The Ravens' selection of Terrence Cody in last month's draft wasn't a sexy pick.
(Hold your jokes, please.)
Drafting a run-stuffing, block-eating defensive tackle generally won't get fans all that fired up. But there is one guy who loved GM Ozzie Newsome's selection of Cody with the 57th overall pick - Ray Lewis.
"My mindset definitely changed when we drafted Cody," Lewis said at last week's minicamp. "Just imaging Cory Redding, Cody, [Haloti] Ngata and [Terrell] Suggs on one line.
"I think I get to run around and have fun again, and that's always a good thing."
Lewis isn't the only one excited about what Cody will bring to the Ravens' defense. Ask any defensive player or coach (or even offensive ones, for that matter) about the 6-4, 360 pound nose tackle, and they'll rave about how his ability to take up blockers will allow Lewis and the rest of the linebackers to fly around cleanly and get to the ball.
Here's some evidence to back up that thought: A pre-draft ESPN study found that Cody was double or triple-teamed on 63.6 percent of his plays at Alabama.
Coaches say that it's Cody's physicality at the point of attack and speed for a guy his size that make him tough for a single interior offensive lineman to handle.
"The one thing you noticed on film, and the one thing he showed out here - for a guy that is as big as he is - he's got a really quick first step," defensive coordinator Greg Mattison said. "He really moves quick on his first couple steps, and that's very important in there with the guys he's going to be playing against."
As I'm sure you've heard by now, Cody's weight is an issue. The major concern surrounding the Alabama product coming into the draft was that he wouldn't be able to control his size, and he would in a sense, eat himself out of the league.
The Ravens don't share that fear. They have Cody on a conditioning program and are confident that because he has gradually lost weight since his days in junior college (where he tipped the scales at around 400 pounds), that he will be able to keep himself in shape.
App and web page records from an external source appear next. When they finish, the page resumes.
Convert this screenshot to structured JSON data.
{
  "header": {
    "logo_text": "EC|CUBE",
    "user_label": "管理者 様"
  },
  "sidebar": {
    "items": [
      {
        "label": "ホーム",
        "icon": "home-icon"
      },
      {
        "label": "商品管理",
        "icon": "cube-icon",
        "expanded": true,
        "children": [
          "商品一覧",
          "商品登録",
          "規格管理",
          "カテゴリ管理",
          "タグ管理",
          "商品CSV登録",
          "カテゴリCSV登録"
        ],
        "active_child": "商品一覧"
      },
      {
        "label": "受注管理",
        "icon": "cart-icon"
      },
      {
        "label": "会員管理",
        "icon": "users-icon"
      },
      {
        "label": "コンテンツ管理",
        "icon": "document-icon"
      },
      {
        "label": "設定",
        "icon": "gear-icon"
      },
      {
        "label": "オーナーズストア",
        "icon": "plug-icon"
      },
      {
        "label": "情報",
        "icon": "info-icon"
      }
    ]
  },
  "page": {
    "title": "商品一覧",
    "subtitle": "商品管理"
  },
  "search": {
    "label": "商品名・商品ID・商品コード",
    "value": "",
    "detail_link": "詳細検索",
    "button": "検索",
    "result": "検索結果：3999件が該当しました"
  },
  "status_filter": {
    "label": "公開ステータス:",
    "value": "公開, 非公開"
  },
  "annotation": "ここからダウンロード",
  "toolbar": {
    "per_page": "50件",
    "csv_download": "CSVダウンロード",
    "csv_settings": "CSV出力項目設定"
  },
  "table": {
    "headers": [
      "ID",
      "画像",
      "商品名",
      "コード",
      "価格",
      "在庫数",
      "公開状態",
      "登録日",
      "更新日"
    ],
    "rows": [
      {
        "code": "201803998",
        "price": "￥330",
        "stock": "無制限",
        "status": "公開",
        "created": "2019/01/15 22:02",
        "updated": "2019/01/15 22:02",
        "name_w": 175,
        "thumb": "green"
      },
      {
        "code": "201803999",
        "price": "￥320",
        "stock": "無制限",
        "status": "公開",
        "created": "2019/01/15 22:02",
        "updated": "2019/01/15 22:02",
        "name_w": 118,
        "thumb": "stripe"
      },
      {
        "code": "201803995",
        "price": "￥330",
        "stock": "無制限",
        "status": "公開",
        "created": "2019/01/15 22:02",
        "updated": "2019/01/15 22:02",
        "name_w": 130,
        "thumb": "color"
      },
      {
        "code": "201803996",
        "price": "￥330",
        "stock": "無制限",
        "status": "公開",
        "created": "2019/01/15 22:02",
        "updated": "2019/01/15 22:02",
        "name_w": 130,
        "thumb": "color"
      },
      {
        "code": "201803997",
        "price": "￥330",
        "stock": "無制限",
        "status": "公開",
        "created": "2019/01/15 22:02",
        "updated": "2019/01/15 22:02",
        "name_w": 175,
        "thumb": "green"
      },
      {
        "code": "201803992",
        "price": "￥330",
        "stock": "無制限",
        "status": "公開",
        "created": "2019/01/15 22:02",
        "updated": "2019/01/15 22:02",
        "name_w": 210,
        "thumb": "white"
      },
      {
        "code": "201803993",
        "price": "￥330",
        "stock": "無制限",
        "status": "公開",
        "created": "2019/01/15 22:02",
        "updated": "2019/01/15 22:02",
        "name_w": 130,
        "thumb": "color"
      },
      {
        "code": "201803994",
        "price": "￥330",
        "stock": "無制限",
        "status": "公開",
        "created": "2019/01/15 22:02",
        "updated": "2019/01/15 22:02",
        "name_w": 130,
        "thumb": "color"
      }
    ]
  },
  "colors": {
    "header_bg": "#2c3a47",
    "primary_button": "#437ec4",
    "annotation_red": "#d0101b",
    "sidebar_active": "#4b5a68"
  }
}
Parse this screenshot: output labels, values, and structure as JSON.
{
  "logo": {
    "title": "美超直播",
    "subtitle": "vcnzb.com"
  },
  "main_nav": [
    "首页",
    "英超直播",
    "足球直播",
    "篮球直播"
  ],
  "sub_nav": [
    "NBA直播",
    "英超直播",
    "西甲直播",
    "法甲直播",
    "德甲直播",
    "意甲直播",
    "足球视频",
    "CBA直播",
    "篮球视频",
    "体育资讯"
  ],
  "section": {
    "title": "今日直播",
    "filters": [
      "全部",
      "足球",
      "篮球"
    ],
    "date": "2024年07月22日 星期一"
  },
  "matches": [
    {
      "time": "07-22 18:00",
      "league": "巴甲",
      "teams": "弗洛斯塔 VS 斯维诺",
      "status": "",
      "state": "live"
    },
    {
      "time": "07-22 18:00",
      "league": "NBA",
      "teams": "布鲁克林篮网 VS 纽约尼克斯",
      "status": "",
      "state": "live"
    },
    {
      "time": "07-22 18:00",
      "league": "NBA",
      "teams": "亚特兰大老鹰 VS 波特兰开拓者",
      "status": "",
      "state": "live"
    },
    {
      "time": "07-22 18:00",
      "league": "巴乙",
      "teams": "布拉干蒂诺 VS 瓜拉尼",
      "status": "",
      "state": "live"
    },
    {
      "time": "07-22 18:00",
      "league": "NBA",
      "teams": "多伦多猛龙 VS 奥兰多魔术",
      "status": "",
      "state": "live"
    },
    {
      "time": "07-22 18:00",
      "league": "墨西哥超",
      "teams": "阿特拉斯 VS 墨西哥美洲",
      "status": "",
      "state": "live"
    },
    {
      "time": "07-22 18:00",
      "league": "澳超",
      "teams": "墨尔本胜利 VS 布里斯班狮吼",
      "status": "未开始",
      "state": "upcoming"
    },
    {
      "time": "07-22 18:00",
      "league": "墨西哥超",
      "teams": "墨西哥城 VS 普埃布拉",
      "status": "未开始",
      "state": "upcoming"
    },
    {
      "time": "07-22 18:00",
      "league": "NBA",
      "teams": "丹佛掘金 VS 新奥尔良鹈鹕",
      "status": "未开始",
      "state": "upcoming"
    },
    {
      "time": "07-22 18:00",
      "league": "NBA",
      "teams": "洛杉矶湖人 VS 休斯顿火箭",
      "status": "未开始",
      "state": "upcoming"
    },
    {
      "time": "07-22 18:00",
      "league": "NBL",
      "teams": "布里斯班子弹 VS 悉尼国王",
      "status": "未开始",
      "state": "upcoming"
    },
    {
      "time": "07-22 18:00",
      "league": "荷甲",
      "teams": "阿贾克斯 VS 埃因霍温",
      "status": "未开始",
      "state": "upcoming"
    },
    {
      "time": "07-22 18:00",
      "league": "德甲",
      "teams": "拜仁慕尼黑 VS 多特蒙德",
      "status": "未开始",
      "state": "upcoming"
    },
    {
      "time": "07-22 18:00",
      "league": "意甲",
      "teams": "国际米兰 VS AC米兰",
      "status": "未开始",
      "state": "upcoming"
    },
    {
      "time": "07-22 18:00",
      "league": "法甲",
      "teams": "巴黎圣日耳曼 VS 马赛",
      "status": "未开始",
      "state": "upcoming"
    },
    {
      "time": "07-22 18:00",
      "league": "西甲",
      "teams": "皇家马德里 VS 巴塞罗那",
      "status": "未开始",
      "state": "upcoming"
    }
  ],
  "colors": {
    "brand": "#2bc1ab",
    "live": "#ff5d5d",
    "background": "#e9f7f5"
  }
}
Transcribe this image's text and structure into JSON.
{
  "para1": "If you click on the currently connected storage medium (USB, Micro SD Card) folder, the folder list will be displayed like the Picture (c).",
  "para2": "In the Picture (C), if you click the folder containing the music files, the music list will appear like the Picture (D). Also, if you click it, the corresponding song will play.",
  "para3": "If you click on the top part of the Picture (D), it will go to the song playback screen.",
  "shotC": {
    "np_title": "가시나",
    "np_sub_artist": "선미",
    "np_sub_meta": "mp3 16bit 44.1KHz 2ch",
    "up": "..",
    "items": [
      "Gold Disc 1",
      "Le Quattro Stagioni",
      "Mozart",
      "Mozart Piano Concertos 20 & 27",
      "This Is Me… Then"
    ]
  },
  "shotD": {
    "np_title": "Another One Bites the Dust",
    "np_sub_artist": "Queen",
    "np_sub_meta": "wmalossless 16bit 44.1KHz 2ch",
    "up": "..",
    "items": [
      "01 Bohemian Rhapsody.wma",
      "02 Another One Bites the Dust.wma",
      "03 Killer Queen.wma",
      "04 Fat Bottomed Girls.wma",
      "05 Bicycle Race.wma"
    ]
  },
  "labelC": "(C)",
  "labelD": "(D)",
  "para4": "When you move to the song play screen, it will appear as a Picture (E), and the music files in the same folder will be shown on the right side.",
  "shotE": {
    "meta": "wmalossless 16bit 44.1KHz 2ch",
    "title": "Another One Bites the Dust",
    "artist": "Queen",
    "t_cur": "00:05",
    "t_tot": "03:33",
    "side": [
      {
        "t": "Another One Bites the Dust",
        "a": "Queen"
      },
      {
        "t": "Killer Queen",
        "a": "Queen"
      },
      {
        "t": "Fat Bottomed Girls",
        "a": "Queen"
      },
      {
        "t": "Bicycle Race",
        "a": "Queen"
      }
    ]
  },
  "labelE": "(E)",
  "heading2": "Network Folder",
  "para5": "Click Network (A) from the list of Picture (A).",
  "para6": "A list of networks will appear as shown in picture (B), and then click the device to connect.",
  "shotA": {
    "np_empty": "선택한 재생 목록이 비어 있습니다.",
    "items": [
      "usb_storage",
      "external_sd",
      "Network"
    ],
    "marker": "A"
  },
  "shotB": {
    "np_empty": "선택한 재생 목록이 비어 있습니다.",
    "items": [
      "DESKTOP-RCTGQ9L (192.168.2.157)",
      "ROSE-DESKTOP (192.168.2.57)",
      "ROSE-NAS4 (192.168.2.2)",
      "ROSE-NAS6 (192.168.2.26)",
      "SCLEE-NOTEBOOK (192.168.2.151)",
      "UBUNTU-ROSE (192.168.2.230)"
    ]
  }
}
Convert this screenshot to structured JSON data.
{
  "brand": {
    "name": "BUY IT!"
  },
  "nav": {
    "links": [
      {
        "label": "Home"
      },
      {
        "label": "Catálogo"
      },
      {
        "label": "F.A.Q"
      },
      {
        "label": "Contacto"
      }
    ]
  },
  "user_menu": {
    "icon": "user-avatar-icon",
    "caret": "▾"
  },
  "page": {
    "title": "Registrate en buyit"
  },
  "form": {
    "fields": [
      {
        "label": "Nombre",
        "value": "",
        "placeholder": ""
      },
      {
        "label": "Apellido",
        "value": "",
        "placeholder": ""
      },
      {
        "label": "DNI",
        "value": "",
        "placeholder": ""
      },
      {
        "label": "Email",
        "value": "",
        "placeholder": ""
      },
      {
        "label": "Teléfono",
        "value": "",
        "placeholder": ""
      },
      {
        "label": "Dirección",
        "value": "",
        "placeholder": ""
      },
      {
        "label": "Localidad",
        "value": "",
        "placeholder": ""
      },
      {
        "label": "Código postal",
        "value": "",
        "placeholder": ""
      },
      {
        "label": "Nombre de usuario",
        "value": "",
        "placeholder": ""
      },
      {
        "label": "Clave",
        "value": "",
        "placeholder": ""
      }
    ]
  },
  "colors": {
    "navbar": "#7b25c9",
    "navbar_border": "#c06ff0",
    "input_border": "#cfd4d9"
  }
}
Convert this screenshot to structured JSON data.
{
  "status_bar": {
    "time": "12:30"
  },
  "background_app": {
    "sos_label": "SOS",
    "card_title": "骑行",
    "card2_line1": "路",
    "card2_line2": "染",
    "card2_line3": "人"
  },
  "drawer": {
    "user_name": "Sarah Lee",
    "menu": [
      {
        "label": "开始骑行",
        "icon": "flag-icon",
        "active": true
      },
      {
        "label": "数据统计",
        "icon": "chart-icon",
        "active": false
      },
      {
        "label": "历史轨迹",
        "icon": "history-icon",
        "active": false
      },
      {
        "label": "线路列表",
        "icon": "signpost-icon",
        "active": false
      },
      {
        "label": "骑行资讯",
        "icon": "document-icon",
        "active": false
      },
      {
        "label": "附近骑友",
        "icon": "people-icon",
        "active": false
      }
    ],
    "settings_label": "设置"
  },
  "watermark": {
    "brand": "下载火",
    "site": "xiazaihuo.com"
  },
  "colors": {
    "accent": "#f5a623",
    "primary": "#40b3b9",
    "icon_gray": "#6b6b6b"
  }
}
Cody will share playing time with veteran Kelly Gregg this season, likely working his way into the lineup on first and second downs. But if things go as planned, the mammoth defensive tackle might stuffing the run and clearing space for the Ravens linebackers for years to come.
"That's what we've always prided ourselves in here, is stopping the run first," Mattison said. "Terrence Cody has had a great reputation, has done a great job in his college years as a run-stopper, and I don't see any reason why he won't do the same thing here."